Bless the friend whose lesion has not reached the brain and who knows me not now, only looks into my eyes with a look of sweet, irritated confusion and then speaks. There are only a few words at a time before the slight pause and the slide into more meaningless palaver, words softly flung into talk that won't count for anything. And then he leans back, tired of it all, slumped into his mute body and listening only to the logic of unheard arguments because, after all, what else is left to say?
Bless the retired man who goes every day to the Winn-Dixie and hangs around talking to the uniformed security guard all day, trying to find ways to bring a smile to the guard's tight-lipped face.
Bless the house where I live, that keeps me warm and dry (or cool and dry), and when I am so, I lay and listen for the night-breath of the house, the creaking and cracking of the walls and floors and ceilings in the dark, the inhalations and exhalations as we grow old together.
Bless the older lady who comes in the evening in a plain white car to the corner of Bonnabel and West Esplanade. She gets out of the car, flowered muslin swirling in the 6 o'clock sky and opens the trunk. She brings out a large, white sack and starts sprinkling seed feed, and all around cluster ducks and geese who come padding up from the edges of the canal, plus a squirrel or two. All around press Montereys and Xterras, full of squinting people heading for suburban suppers. Time to eat, everyone.
Bless the guy in the lakefront high-rise, who was killed by his girlfriend, who then turned the gun on herself. It was the day his son was to be married, and the girlfriend showed up dressed for the wedding. Many have been caught between one life and the next; he forbade the girlfriend from the wedding. He died in a tuxedo.
Bless all the old men who wait between the signs marked "Rheumatology" and "Hepatology" at the clinic. They come wearing T-shirted wisdom ("Will Work for Beer") and flaunting ball-cap loyalties ("Jesus.") Many sport tattoos of the old school, their youthful defiance fading to absurdity. The most flamboyant has a ring for every finger on each hand, so above the waist he looks like a silver god. But below the waist, you notice what's left of his left foot fits into an orthopedic boot the size of a child's. The old men come and go from here with some trouble. Many carry canes, seeking out a safe place to step. Steps are made in unstrung sneakers, pillow-soled loafers, cut-off oxfords. Shoulders back, feet lifted straight up and down. Shoulders forward and down, feet skittering like a crab's. Shoulders sagging like a coat hurriedly thrown on a hanger, unmatched feet, one following the other like an afterthought.
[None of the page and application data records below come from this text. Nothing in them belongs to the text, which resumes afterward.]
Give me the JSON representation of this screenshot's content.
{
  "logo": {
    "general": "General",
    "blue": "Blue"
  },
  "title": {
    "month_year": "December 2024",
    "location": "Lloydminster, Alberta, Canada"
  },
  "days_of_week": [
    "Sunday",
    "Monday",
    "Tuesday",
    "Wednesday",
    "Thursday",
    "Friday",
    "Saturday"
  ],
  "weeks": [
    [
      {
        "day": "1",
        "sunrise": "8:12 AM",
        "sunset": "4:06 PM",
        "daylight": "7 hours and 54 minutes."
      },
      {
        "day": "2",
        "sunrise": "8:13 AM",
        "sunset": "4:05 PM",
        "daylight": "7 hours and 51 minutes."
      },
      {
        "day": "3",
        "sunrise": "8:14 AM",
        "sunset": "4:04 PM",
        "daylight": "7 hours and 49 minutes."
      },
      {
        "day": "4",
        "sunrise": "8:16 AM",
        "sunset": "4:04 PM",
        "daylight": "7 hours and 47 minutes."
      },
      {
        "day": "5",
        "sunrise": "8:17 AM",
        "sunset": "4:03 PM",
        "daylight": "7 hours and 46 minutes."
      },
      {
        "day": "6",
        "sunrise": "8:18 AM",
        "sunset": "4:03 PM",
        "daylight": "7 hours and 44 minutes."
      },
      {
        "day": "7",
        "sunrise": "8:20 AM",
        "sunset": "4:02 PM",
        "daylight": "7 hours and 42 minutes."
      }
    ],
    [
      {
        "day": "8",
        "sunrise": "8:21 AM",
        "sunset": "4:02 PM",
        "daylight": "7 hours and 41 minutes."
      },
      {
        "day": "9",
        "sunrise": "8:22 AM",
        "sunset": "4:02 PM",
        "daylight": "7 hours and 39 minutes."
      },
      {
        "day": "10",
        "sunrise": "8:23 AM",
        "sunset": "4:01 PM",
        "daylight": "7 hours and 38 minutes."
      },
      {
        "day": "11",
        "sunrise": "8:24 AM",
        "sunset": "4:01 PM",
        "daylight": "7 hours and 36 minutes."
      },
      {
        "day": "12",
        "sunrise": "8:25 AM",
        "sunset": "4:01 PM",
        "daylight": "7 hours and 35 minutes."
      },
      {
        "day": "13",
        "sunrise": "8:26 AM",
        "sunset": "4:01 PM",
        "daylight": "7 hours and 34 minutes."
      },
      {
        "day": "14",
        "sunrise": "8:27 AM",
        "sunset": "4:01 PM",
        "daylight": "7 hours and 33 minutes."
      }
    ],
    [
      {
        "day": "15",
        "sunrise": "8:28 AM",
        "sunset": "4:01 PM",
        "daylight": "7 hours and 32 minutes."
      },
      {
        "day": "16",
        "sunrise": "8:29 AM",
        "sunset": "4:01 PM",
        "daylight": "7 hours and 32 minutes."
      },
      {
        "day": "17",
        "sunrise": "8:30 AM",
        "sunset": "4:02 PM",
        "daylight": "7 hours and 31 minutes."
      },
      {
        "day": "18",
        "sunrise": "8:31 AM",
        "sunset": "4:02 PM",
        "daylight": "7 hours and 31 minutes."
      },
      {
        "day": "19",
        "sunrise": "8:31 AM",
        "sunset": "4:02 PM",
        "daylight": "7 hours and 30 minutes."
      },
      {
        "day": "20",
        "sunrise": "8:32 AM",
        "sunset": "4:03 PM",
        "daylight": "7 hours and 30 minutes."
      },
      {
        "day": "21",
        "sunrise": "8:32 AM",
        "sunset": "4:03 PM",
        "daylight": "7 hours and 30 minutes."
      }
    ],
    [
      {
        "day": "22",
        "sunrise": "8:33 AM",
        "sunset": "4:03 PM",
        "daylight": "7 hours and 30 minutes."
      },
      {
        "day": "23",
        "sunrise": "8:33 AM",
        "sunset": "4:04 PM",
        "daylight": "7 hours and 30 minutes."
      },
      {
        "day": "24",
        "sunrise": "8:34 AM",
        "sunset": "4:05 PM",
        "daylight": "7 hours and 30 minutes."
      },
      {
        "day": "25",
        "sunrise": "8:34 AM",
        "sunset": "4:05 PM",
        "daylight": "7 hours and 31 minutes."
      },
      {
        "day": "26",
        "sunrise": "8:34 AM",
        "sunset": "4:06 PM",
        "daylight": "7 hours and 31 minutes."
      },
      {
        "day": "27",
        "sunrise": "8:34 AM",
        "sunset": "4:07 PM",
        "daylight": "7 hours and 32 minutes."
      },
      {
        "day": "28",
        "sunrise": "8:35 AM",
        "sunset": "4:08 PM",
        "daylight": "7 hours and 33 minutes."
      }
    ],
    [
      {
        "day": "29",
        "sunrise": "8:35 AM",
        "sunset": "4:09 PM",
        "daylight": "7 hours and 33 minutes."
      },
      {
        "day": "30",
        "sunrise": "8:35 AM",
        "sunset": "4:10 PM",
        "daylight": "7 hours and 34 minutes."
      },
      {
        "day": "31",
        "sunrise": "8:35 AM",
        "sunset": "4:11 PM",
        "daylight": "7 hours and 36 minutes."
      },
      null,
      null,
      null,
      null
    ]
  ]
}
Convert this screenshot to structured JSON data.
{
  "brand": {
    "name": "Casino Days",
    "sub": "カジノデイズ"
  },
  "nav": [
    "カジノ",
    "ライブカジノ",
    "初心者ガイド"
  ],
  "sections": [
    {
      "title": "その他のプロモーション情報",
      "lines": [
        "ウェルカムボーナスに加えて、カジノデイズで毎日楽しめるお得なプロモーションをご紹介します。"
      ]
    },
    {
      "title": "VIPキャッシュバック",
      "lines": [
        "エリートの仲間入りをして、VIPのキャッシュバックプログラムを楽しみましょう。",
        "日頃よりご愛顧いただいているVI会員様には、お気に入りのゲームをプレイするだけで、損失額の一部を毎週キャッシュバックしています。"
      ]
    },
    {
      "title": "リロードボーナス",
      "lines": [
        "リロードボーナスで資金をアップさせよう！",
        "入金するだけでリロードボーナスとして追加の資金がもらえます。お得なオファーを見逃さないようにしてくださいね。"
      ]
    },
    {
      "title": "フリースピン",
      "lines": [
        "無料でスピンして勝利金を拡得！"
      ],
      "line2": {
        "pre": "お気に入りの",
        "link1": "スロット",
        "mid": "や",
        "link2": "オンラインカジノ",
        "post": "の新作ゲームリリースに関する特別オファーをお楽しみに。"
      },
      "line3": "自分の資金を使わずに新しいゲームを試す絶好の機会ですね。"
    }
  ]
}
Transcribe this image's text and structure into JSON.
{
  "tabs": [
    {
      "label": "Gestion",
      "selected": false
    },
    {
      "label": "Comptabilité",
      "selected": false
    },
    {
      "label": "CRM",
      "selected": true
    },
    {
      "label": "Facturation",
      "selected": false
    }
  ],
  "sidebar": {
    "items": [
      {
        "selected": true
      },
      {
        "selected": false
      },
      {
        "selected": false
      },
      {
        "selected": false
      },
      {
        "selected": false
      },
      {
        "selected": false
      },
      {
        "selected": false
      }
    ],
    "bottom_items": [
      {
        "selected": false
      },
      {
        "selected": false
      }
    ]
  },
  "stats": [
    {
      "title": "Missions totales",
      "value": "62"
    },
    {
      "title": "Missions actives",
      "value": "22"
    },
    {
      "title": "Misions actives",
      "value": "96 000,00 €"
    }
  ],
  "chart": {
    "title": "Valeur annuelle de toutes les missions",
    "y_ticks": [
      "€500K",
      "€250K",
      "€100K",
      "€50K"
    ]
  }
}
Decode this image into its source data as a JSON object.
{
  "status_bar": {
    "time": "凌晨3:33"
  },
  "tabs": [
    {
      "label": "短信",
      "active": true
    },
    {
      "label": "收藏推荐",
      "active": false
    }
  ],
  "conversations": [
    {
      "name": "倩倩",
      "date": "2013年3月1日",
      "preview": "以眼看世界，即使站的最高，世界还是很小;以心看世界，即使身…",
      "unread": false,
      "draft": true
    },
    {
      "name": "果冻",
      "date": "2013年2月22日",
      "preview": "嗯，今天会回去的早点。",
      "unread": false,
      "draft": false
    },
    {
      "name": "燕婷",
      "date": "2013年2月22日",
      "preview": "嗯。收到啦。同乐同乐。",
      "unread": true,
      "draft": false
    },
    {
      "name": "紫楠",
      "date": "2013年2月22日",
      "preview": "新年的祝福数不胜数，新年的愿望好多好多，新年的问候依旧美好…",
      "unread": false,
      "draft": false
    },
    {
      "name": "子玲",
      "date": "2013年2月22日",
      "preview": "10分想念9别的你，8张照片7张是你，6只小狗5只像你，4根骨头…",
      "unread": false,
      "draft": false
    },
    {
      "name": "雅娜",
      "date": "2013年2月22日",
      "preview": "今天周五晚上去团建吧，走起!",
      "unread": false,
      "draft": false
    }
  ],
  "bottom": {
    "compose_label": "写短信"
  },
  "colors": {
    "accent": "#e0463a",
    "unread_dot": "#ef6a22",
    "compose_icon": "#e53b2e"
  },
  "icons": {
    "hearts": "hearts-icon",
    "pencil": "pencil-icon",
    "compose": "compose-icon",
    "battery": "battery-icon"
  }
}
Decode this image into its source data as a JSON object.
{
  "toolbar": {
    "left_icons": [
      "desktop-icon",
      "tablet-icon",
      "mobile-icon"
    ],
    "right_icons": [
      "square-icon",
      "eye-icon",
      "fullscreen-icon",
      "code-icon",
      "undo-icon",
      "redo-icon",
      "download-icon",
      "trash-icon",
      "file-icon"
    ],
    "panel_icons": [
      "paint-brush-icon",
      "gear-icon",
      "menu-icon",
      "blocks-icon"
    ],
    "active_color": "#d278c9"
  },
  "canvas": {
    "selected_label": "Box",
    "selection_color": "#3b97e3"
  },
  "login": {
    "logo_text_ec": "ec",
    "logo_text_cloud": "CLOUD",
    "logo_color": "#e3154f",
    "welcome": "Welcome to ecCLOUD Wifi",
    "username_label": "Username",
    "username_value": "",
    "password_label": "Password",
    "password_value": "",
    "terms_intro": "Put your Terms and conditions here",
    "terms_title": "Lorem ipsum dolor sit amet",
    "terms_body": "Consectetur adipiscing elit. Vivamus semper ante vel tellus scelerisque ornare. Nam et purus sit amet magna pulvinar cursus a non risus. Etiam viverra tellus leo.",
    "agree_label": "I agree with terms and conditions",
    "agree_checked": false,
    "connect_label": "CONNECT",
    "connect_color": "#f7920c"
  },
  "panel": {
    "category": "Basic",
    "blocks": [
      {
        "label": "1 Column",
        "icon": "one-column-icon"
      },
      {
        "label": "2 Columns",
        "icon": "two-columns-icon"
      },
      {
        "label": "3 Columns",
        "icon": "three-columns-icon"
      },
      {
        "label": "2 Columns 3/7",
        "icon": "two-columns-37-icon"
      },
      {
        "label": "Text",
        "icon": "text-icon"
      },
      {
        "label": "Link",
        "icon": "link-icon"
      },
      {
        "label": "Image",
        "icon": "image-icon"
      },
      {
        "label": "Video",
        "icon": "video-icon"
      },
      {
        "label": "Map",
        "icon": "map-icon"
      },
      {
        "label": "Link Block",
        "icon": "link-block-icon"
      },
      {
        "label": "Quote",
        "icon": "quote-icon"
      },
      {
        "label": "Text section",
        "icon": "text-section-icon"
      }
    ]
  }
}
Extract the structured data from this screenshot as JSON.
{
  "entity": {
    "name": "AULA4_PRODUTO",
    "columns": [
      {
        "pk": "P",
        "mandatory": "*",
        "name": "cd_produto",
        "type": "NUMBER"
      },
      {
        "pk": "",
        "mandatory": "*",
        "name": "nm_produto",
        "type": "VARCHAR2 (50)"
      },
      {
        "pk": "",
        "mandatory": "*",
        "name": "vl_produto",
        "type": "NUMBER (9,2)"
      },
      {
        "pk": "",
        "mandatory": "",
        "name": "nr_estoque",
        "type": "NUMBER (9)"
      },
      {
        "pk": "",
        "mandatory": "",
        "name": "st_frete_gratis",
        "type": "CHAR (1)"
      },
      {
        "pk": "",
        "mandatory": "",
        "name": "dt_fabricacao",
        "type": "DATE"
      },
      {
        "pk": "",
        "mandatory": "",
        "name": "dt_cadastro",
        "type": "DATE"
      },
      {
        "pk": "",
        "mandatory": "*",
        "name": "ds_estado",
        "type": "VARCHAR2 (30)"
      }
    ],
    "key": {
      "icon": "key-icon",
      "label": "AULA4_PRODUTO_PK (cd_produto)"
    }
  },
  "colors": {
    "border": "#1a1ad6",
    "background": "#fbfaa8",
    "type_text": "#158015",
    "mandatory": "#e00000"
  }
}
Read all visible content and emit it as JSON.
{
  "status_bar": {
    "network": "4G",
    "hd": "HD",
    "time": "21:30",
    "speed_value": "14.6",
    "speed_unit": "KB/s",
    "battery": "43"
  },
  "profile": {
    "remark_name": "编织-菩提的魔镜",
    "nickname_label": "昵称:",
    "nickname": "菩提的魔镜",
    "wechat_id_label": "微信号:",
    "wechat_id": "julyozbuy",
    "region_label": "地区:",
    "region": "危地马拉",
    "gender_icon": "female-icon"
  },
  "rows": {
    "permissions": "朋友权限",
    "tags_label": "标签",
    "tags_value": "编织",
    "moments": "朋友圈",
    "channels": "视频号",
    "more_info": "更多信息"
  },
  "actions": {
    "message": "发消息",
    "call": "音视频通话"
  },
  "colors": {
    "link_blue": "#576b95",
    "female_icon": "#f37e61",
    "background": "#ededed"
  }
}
Bless them all, fighting every day the handicaps that go with staying in the race and knowing more than most that you usually make the last jumps alone. Bless them all, the long and the short and the tall. So cheer up, my lads; bless them all.